It’s no secret that the master’s degree market has become increasingly competitive. Dozens of colleges are starting degrees online and on campus in hot areas such as cybersecurity and data science. But the market is not as healthy as many college leaders believe it to be, said Adams.
The National Center for Education Statistics has lowered its expectations for master’s degree growth every year for the past five years. The projected 10-year annual growth rate in 2014 was 2.8 percent. The actual growth rate of master’s degree conferrals in the U.S. from 2013 to 2018 was 1.7 percent.

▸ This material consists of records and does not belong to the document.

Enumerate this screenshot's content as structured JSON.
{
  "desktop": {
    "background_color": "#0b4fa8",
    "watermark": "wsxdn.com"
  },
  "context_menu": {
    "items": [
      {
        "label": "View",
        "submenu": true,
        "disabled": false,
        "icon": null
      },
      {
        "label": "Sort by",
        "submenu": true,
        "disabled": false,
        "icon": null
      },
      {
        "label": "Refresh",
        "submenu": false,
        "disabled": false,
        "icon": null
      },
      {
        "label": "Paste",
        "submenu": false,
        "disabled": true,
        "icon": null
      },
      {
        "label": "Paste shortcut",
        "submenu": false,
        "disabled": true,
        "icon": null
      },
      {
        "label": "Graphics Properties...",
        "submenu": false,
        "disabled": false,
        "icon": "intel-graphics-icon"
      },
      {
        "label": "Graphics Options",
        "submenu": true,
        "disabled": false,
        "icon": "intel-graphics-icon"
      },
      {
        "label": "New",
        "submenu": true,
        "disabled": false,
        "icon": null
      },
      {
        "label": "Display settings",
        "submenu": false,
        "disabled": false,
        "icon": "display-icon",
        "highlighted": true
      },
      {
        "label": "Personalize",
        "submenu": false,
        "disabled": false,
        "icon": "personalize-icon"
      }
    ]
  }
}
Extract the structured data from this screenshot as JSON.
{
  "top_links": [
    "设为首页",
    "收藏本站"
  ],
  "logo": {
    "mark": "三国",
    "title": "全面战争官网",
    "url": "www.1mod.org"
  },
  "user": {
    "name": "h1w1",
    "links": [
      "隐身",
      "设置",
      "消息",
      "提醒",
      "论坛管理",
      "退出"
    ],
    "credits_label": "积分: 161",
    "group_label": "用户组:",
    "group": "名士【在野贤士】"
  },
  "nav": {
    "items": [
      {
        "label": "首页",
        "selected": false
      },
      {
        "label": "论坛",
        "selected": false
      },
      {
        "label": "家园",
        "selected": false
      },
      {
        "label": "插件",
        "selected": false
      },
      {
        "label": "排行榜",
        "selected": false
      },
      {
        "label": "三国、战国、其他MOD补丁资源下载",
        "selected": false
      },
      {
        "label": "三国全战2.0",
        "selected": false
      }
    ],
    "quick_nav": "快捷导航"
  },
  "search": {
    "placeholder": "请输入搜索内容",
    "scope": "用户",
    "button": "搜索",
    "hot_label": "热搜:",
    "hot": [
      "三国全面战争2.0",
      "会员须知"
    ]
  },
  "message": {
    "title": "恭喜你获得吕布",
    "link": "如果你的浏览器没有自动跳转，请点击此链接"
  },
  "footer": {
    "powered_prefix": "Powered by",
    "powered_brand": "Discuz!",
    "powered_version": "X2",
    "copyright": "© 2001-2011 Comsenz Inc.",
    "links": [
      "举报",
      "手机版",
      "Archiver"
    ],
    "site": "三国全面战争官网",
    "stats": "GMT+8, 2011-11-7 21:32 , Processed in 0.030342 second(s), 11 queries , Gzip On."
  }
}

“In 2014, what were bullish projections of over a million master’s degree conferrals annually by 2024 steadily dropped to a projected 840,000 master’s degree conferrals by 2029. That’s almost 200,000 fewer master’s degrees conferred,” wrote Adams in a recent blog post in which she argues that the master’s degree market is a bubble that has “already burst.” The blog post is the first in a series that will discuss trends and changes in the master’s degree market.